THREE

This poem repeats lines that change a bit. Lots of repetition.

Family Floods

Floods, floods happen with no warning
Nepal is becoming poorer every day
Nepal has no villages any more
Lots of villages are gone now
We all get very very sick
All villagers are gone for ever
The Mud castle is gone now
I lay firm and still now
I lay just beyond the castle
I stay still and listen now
Nepal does not stand anymore now

Trinity P aged 7. St Andrews College Christchurch
Note from Paula: I really like the way the lines repeat and shift. Brilliant!

 

FOUR

Extrapolation form

All verses have to relate

Has to tell of an event

3 Verses

4 Lines per verse

Line 1: 3 words – The *noun verb*.

Line 2: 1 word – past-tence verb.

Line 3: 4 words – start with the same word as line 2, determiner/pronoun/preposition x2, noun,

Line 4: 4 words – start with the same word as line 2, determiner/pronoun/preposition x2, noun.

Isis W  12 Year 7  Selwyn House School

Note from Paula: The form is brilliant as it has a stuttery feel like the tremors of an earthquake.

 

 

For  my Form-Poem I did numbers:

1. (Decide how many lines you will use) 9 lines
2. (Decide how many words will be on the line) 3 words per line
3. (Decide how many syllables will be on a line. Make a pattern for the poem) First word on each line has syllables 1,2,3,3,2,1,1,2,3
4. (Decide whether your form uses rhyme. Make a pattern using rhyming. Try using words that nearly rhyme) Rhyme is abccbaabc
8. (Give your poem a title) Wake
9. (Give your form a name) 33
It is called 33 because of: the words per line, syllables and rhyme (all three!). It is definitely a tricky tricky tricky poem !

Wake
When the sun
rises up high,
innocent birds clasp
well-defined beaks, rasp
chirping floats by.
The day’s begun
for almost everyone,
waking to find,
instantly, night’s passed.

By Ewen W aged 13, Year 8, Cobham Intermediate School, Christchurch
Note from Paula: This is a tricky poem and would be very fun to try. I enjoyed the end result and the rhythm the rules made.

 

FIVE

Screen shot 2015-09-21 at 12.06.47 PM

William S Age: 7 years Year: 3 St Andrews College, Christchurch

Note from Paula: I love the idea of a poem that moves like this. It changes the sound. Wonderful!

Poetry Bonanza Monday

I had a wonderful week at Fairburn School as Writer-in-Residence and will pop back tomorrow for my last day there. I love the school so much.

I had to leave so early to get to the school, and no matter what time I left, it was a long drive in rush-hour traffic. I am not used to traffic where I live. But it was a really good time to work on poems in my head as I stopped and started on the motorways.

I was so tired sorry I didn’t get to post the new form poems on Friday.

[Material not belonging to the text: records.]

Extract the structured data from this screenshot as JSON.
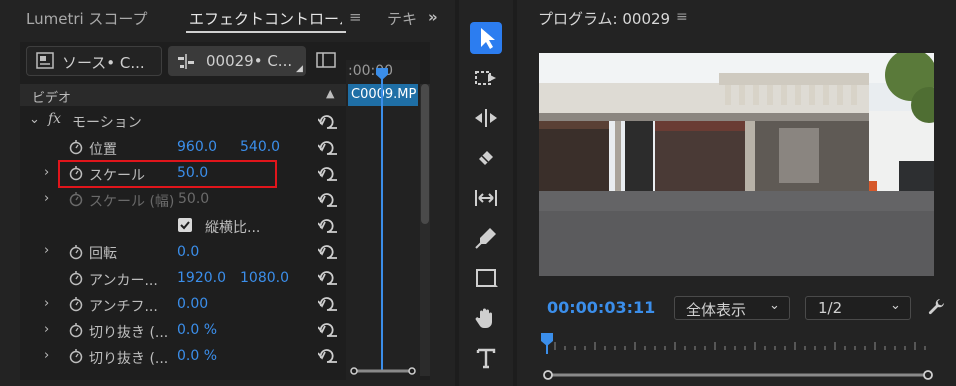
{
  "left_panel": {
    "tabs": [
      {
        "label": "Lumetri スコープ"
      },
      {
        "label": "エフェクトコントロール"
      },
      {
        "label": "テキ"
      }
    ],
    "overflow_icon": "chevron-double-right-icon",
    "source_button": {
      "label": "ソース• C..."
    },
    "sequence_button": {
      "label": "00029• C..."
    },
    "section_header": "ビデオ",
    "rows": [
      {
        "label": "モーション",
        "fx": "fx"
      },
      {
        "label": "位置",
        "v1": "960.0",
        "v2": "540.0"
      },
      {
        "label": "スケール",
        "v1": "50.0"
      },
      {
        "label": "スケール (幅)",
        "v1": "50.0"
      },
      {
        "label": "縦横比..."
      },
      {
        "label": "回転",
        "v1": "0.0"
      },
      {
        "label": "アンカー...",
        "v1": "1920.0",
        "v2": "1080.0"
      },
      {
        "label": "アンチフ...",
        "v1": "0.00"
      },
      {
        "label": "切り抜き (...",
        "v1": "0.0 %"
      },
      {
        "label": "切り抜き (...",
        "v1": "0.0 %"
      }
    ],
    "timeline": {
      "time": ":00:00",
      "clip_label": "C0009.MP"
    }
  },
  "toolbar": {
    "tools": [
      "selection-tool-icon",
      "track-select-icon",
      "ripple-edit-icon",
      "razor-icon",
      "slip-icon",
      "pen-icon",
      "rectangle-icon",
      "hand-icon",
      "type-icon"
    ]
  },
  "program_monitor": {
    "title": "プログラム: 00029",
    "timecode": "00:00:03:11",
    "zoom_select": "全体表示",
    "resolution_select": "1/2"
  },
  "colors": {
    "accent": "#3b8eea",
    "highlight": "#e0151b",
    "selected_tool": "#2c7df0"
  }
}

I will do it this morning.

This is the last week of term so no challenge for you today.

On Friday I might post something you can try out in the holidays. I will be hard at work on my new books during the holidays and won’t be checking my computer so much.

On Wednesday I will post ten things I love about Fairburn school.

On Thursday I will post my favourite Spring poems.

 

have a great week young poets! xx

 

 

Poetry Bonanza Monday: fog, South Auckland, a challenge

I spent the weekend at Going West Festival. Talked books, bought books, talked more books, judged Slam Poetry, talked books, met poets, had fun!

This morning I got up really early to drive through the fog to Otahuhu School in South Auckland where I am Resident Writer at Fairbank School this week. 

I was worried I would get lost in the fog. 

I saw:
A serving-platter sun

behind a sheet of white fog that

looked like a serving-platter moon. 
Very excited about my week. 
Here is a challenge for you, the last of the term. 

Write a poem that shows me Spring.  I will be looking for great detail and poems that sound good. 

DEADLINE Wednesday 23 September

Send to paulajoygreen@gmail.com

Include your name age year and name of school. You can include your teacher’s email. 

Put Spring-Poem Challenge in subject line